Recently, Prism conducted a search optimization proof of concept in relation to eDiscovery advisory services for a client. Data from five custodians had been collected, resulting in a starting file count of 664,277 files to be considered for discovery. After reducing the population through date range culling and targeted searching, the number of documents with direct search hits was only 9,512, with analysis completed in only three days! Here’s an illustration of how the data population was reduced so quickly:

Figure 1: Case Study Illustrating Application of Search Term Optimization

It is important to note here that had the client used index-in-place technology, Prism’s data experts would have started with only 17,053 documents (the hits that would have occurred by searching the data in place), reducing the time and expense even further by avoiding processing, culling, and storage costs for the larger data set.


So, is keyword search the “same as it ever was”? The thought process is essentially the same, yes, just as transportation from one place to another will eventually get you there regardless of the method. To be efficient in locating relevant documents, managing your budget, and meeting your deadlines, using these new methods is certainly the best choice.

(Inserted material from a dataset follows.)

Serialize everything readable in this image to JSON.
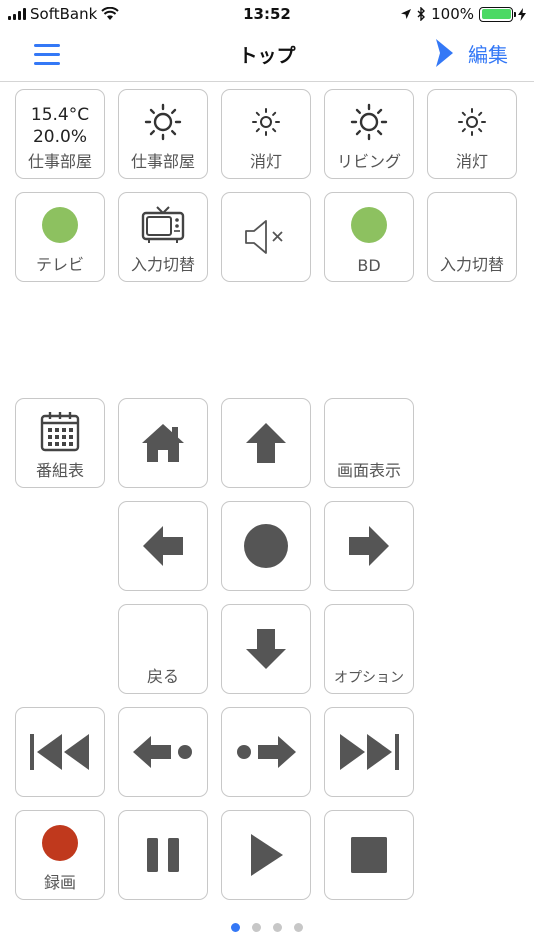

If you’re going to be a cartoon character from the Hanna Barbera9 collection, be George Jetson, not Fred Flintstone!

[1] eDiscovery Today has a write-up about the DR Distributors, LLC case here and here.

[2] Westlaw Edge, © Thomson Reuters.

[3] Lexis+, © LexisNexis.

[4] Don’t Stop Believin’: The Staying Power of Search Term Optimization, Prism Litigation Technology © 2019.

[5] Electronic Discovery Reference Model, published by EDRM.

[6] Information created globally 2005-2025, by StatInvestor.

[7] 2020 eDiscovery Case Law Year in Review, available for download here.

[8] Hanna Barbera, © Wikipedia.

Mandi Ross is the CEO of Prism Litigation Technology and Insight Optix.